Next Steps
CanadiEM aims to inspire continued participation in, exposure to, and high quality production of academic writing by promoting the adoption of coached peer review for online educational resources produced by learners.

Posted in Front Page, Hot Topics in Research, Research Commentary, Uncategorized

Hot Topics: Larger Racial Disparity in Cervical Cancer Gap Than Previously Estimated

Hysterectomy-corrected cervical cancer mortality rates reveal a larger racial disparity in the United States

Beavis AL, Gravitt PE, Rositch AF. Hysterectomy-corrected cervical cancer mortality rates reveal a larger racial disparity in the United States. Cancer. 2017.

The objectives of this study were to determine the age-standardized and age-specific annual US cervical cancer mortality rates after correction for the prevalence of hysterectomy and to evaluate disparities by age and race.

Estimates for deaths due to cervical cancer stratified by age, state, year, and race were derived from the National Center for Health Statistics county mortality data (2000-2012). Equivalently stratified data on the prevalence of hysterectomy for women 20 years old or older from the Behavioral Risk Factor Surveillance System survey were used to remove women who were not at risk from the denominator.
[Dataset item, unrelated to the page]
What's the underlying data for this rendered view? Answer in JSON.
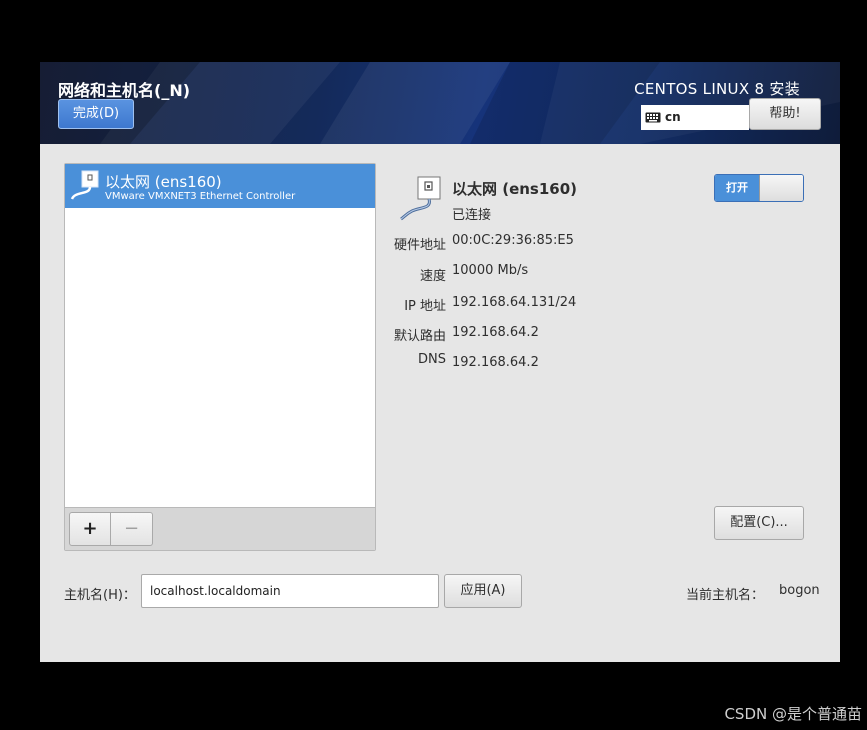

Age-specific and age-standardized mortality rates were computed, and trends in mortality rates were analyzed with Joinpoint regression.

Age-standardized rates were higher for both races after correction. For black women, the corrected mortality rate was 10.1 per 100,000 (95% confidence interval [CI], 9.6-10.6), whereas the uncorrected rate was 5.7 per 100,000 (95% CI, 5.5-6.0). The corrected rate for white women was 4.7 per 100,000 (95% CI, 4.6-4.8), whereas the uncorrected rate was 3.2 per 100,000 (95% CI, 3.1-3.2). Without the correction, the disparity in mortality between races was underestimated by 44%. Black women who were 85 years old or older had the highest corrected rate: 37.2 deaths per 100,000. A trend analysis of corrected rates demonstrated that white women’s rates decreased at 0.8% per year, whereas the annual decrease for black women was 3.6% (P < .05).

A correction for hysterectomy has revealed that cervical cancer mortality rates are underestimated, particularly in black women. The highest rates are seen in the oldest black women, and public health efforts should focus on appropriate screening and adequate treatment in this population. Cancer 2017. © 2017 American Cancer Society.

Posted in Front Page, Hot Topics in Research, Oncology

Hot Topics: New Free Database Crowdsources Cancer Mutation Research

CIViC is a Community Knowledgebase for Expert Crowdsourcing the Clinical Interpretation of Variants in Cancer

Griffith M, Spies NC, Krysiak K, et al. CIViC is a community knowledgebase for expert crowdsourcing the clinical interpretation of variants in cancer. Nat Genet. 2017;49(2):170-174.

CIViC is an expert-crowdsourced knowledgebase for Clinical Interpretation of Variants in Cancer describing the therapeutic, prognostic, diagnostic and predisposing relevance of inherited and somatic variants of all types. CIViC is committed to open-source code, open-access content, public application programming interfaces (APIs) and provenance of supporting evidence to allow for the transparent creation of current and accurate variant interpretations for use in cancer precision medicine.

Posted in Front Page, Hot Topics in Research, Oncology